▸ The task
Send back the entries exactly as they were given.

==*==

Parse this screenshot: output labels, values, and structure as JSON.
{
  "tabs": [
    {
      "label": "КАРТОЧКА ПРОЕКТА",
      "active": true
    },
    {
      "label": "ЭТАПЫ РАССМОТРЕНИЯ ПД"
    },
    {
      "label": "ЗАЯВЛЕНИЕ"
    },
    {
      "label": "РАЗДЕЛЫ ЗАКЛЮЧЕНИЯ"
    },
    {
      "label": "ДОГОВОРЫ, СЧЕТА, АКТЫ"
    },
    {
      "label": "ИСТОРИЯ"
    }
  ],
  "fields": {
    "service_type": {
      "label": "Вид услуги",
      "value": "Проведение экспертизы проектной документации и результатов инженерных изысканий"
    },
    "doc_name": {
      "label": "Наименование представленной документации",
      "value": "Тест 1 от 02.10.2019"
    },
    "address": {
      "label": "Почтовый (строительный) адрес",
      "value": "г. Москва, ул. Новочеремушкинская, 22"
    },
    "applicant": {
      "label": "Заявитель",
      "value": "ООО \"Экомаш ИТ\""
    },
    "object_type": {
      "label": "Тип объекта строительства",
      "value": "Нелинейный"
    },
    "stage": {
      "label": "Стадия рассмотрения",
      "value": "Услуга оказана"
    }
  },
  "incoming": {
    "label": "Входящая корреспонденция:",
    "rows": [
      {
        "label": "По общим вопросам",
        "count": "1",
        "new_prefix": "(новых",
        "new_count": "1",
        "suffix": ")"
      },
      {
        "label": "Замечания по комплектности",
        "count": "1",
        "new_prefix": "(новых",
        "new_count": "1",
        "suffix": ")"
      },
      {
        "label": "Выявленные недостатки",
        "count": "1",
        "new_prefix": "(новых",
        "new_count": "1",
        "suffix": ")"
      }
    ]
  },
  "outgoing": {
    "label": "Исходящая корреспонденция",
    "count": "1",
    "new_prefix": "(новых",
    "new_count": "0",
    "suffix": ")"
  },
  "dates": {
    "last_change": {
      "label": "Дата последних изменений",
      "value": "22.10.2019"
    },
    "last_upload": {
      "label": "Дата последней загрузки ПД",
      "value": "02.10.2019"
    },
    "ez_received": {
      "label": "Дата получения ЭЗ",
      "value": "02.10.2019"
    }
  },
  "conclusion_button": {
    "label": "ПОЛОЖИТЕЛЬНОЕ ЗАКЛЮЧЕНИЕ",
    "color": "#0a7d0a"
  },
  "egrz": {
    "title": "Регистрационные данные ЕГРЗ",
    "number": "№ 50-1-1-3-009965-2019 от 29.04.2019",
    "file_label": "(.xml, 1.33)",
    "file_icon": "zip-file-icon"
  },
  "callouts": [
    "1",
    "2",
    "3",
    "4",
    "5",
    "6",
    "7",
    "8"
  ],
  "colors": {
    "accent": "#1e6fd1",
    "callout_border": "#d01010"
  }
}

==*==

▸ Response for this exercise
Parse this screenshot: output labels, values, and structure as JSON.
{
  "tabs": [
    {
      "label": "КАРТОЧКА ПРОЕКТА",
      "active": true
    },
    {
      "label": "ЭТАПЫ РАССМОТРЕНИЯ ПД"
    },
    {
      "label": "ЗАЯВЛЕНИЕ"
    },
    {
      "label": "РАЗДЕЛЫ ЗАКЛЮЧЕНИЯ"
    },
    {
      "label": "ДОГОВОРЫ, СЧЕТА, АКТЫ"
    },
    {
      "label": "ИСТОРИЯ"
    }
  ],
  "fields": {
    "service_type": {
      "label": "Вид услуги",
      "value": "Проведение экспертизы проектной документации и результатов инженерных изысканий"
    },
    "doc_name": {
      "label": "Наименование представленной документации",
      "value": "Тест 1 от 02.10.2019"
    },
    "address": {
      "label": "Почтовый (строительный) адрес",
      "value": "г. Москва, ул. Новочеремушкинская, 22"
    },
    "applicant": {
      "label": "Заявитель",
      "value": "ООО \"Экомаш ИТ\""
    },
    "object_type": {
      "label": "Тип объекта строительства",
      "value": "Нелинейный"
    },
    "stage": {
      "label": "Стадия рассмотрения",
      "value": "Услуга оказана"
    }
  },
  "incoming": {
    "label": "Входящая корреспонденция:",
    "rows": [
      {
        "label": "По общим вопросам",
        "count": "1",
        "new_prefix": "(новых",
        "new_count": "1",
        "suffix": ")"
      },
      {
        "label": "Замечания по комплектности",
        "count": "1",
        "new_prefix": "(новых",
        "new_count": "1",
        "suffix": ")"
      },
      {
        "label": "Выявленные недостатки",
        "count": "1",
        "new_prefix": "(новых",
        "new_count": "1",
        "suffix": ")"
      }
    ]
  },
  "outgoing": {
    "label": "Исходящая корреспонденция",
    "count": "1",
    "new_prefix": "(новых",
    "new_count": "0",
    "suffix": ")"
  },
  "dates": {
    "last_change": {
      "label": "Дата последних изменений",
      "value": "22.10.2019"
    },
    "last_upload": {
      "label": "Дата последней загрузки ПД",
      "value": "02.10.2019"
    },
    "ez_received": {
      "label": "Дата получения ЭЗ",
      "value": "02.10.2019"
    }
  },
  "conclusion_button": {
    "label": "ПОЛОЖИТЕЛЬНОЕ ЗАКЛЮЧЕНИЕ",
    "color": "#0a7d0a"
  },
  "egrz": {
    "title": "Регистрационные данные ЕГРЗ",
    "number": "№ 50-1-1-3-009965-2019 от 29.04.2019",
    "file_label": "(.xml, 1.33)",
    "file_icon": "zip-file-icon"
  },
  "callouts": [
    "1",
    "2",
    "3",
    "4",
    "5",
    "6",
    "7",
    "8"
  ],
  "colors": {
    "accent": "#1e6fd1",
    "callout_border": "#d01010"
  }
}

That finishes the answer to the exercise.